**What the exercise asks**
Across the following data, state how many lines include the word "summary". Provide the number alone.

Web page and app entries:
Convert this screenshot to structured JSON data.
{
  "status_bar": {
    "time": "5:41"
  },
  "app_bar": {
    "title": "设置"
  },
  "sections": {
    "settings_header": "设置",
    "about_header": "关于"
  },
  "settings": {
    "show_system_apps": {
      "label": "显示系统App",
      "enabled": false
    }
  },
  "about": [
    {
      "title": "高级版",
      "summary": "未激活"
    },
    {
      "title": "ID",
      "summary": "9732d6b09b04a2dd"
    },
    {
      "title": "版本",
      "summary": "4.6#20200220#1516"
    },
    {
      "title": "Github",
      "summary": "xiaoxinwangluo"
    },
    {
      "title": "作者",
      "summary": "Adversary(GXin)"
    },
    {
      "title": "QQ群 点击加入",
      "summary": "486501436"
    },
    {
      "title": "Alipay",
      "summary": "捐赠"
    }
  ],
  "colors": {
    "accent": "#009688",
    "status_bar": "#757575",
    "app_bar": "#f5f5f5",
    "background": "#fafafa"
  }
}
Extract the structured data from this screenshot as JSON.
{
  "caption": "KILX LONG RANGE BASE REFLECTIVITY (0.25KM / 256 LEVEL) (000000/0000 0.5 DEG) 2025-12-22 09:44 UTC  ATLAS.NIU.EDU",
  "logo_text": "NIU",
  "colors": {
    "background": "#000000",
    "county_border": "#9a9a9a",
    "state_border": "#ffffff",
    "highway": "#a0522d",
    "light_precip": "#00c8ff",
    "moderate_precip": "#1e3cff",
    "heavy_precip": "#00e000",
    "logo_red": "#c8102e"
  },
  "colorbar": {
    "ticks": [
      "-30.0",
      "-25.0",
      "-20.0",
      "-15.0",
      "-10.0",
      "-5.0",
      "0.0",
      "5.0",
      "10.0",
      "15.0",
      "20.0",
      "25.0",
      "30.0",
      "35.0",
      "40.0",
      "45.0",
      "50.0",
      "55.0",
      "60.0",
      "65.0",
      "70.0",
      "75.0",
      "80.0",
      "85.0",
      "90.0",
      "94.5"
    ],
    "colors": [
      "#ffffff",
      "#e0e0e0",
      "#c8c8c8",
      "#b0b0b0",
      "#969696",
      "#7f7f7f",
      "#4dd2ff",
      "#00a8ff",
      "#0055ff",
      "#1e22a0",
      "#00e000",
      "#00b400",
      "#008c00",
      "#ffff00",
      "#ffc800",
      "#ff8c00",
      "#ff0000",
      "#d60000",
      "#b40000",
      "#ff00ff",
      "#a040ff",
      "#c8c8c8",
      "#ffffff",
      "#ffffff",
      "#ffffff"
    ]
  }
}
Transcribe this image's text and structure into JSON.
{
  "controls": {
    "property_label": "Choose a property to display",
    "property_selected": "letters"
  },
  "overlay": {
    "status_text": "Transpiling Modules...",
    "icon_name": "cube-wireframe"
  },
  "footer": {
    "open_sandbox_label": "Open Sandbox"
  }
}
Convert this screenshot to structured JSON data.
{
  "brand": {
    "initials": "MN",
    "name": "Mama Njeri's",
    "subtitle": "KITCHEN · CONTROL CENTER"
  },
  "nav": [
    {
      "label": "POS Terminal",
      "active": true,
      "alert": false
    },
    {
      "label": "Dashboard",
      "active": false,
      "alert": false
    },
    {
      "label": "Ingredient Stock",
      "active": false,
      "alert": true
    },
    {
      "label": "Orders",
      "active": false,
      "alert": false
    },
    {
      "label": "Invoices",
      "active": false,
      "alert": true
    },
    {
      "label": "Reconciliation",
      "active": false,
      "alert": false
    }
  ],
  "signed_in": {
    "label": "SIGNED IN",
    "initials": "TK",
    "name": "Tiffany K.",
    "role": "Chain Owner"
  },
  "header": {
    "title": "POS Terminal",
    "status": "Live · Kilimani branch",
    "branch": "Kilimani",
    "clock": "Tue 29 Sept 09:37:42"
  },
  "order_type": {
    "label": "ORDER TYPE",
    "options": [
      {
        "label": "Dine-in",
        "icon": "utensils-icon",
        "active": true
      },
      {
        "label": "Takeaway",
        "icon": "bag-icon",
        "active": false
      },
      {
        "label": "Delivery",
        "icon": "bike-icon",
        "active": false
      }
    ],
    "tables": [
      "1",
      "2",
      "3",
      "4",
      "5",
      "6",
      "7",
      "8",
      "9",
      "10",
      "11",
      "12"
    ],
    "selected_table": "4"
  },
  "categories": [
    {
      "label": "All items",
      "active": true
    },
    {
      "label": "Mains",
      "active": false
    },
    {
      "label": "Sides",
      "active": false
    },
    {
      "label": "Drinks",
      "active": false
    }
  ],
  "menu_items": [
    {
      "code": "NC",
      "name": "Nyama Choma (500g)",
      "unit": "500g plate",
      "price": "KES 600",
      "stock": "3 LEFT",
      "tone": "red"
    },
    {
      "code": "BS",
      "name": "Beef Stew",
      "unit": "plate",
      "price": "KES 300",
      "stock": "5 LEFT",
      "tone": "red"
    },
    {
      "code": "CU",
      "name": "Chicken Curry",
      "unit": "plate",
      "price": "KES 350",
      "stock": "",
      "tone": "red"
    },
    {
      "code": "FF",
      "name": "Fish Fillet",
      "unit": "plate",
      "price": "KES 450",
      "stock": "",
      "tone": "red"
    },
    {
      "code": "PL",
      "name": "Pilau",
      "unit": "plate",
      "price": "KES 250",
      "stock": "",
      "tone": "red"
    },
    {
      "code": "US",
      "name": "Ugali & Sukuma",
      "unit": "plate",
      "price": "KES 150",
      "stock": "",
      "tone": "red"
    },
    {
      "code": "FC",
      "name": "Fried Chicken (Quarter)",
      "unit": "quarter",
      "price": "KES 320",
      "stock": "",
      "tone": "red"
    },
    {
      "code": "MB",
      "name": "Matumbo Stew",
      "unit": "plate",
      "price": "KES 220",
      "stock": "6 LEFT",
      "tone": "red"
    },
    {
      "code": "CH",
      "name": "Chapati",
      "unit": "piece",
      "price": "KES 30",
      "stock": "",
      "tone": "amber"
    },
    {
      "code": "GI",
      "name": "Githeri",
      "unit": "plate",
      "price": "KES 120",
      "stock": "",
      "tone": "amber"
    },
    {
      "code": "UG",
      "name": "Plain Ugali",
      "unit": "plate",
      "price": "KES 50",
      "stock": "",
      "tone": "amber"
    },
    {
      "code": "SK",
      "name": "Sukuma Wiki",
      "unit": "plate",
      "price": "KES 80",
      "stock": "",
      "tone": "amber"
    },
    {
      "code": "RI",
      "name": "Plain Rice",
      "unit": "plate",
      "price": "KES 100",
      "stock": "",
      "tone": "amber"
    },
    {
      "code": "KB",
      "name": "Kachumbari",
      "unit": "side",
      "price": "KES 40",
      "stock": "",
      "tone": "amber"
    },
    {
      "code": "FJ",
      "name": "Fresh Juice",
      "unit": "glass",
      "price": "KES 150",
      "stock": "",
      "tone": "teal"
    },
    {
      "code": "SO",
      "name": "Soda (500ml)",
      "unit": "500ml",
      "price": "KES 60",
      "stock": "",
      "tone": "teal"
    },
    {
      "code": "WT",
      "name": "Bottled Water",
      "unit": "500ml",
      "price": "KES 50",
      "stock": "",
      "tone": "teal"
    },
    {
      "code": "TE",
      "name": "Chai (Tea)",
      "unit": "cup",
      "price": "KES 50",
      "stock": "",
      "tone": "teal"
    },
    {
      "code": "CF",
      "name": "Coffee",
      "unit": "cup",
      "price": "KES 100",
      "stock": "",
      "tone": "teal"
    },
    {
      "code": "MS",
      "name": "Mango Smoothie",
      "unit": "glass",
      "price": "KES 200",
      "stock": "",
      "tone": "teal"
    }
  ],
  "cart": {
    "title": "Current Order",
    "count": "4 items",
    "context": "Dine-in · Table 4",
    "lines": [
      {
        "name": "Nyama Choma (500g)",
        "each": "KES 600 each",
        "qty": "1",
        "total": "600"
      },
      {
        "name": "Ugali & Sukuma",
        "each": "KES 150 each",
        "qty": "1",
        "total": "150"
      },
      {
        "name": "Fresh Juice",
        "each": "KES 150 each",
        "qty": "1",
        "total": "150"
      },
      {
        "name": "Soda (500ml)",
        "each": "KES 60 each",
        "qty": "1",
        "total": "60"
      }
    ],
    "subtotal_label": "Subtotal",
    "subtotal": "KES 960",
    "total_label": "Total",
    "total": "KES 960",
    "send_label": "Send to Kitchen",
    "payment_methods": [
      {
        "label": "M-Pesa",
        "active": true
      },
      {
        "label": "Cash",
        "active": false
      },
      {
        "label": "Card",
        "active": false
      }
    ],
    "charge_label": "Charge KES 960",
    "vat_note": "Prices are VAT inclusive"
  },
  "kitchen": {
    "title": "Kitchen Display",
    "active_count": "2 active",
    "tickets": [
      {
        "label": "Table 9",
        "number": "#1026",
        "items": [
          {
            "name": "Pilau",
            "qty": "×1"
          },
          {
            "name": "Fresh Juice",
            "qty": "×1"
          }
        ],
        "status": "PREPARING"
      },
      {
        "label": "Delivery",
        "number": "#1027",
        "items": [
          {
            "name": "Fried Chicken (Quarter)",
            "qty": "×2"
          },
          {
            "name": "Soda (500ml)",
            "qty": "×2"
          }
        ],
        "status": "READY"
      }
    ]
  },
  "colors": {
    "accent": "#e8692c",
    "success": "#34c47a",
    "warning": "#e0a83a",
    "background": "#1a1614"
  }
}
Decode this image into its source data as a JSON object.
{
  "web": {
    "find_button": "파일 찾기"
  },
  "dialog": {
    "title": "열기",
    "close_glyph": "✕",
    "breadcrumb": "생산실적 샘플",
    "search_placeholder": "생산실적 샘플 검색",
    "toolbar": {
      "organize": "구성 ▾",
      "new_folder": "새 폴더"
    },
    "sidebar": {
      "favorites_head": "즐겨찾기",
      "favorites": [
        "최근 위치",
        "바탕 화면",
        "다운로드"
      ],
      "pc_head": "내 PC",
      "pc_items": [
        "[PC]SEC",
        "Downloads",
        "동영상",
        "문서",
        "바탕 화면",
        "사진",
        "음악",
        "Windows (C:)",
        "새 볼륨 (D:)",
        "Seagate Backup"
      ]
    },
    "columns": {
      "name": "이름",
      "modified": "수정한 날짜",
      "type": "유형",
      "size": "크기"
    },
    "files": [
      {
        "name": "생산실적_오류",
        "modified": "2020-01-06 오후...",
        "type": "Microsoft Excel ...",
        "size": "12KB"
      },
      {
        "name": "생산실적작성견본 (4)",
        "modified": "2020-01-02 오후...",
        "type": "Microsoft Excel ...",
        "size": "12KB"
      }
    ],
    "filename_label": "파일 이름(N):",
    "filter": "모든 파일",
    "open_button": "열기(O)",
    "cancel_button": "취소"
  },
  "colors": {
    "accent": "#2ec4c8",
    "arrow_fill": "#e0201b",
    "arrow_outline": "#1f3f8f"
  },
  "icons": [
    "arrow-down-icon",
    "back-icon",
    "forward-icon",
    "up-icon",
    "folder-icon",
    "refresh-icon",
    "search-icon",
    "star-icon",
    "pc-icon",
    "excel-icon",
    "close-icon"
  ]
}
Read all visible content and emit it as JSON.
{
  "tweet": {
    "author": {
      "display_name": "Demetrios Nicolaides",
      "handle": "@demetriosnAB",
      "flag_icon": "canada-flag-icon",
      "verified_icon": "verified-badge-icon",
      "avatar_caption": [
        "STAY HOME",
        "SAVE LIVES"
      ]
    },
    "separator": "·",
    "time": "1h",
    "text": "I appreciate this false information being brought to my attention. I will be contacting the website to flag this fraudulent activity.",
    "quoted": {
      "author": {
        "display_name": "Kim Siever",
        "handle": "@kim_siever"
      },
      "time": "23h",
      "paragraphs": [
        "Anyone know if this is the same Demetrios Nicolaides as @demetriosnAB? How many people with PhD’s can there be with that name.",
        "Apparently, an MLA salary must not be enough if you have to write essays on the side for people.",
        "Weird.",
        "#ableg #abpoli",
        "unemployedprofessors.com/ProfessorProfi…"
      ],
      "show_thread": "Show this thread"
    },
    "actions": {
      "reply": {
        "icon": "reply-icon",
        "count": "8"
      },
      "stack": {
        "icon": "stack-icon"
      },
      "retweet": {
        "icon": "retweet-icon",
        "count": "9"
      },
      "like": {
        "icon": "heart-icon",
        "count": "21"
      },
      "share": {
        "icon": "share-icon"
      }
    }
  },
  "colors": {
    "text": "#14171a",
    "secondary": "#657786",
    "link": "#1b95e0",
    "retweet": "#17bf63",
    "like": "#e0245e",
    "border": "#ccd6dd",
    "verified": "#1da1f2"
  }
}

**Response to the exercise**
7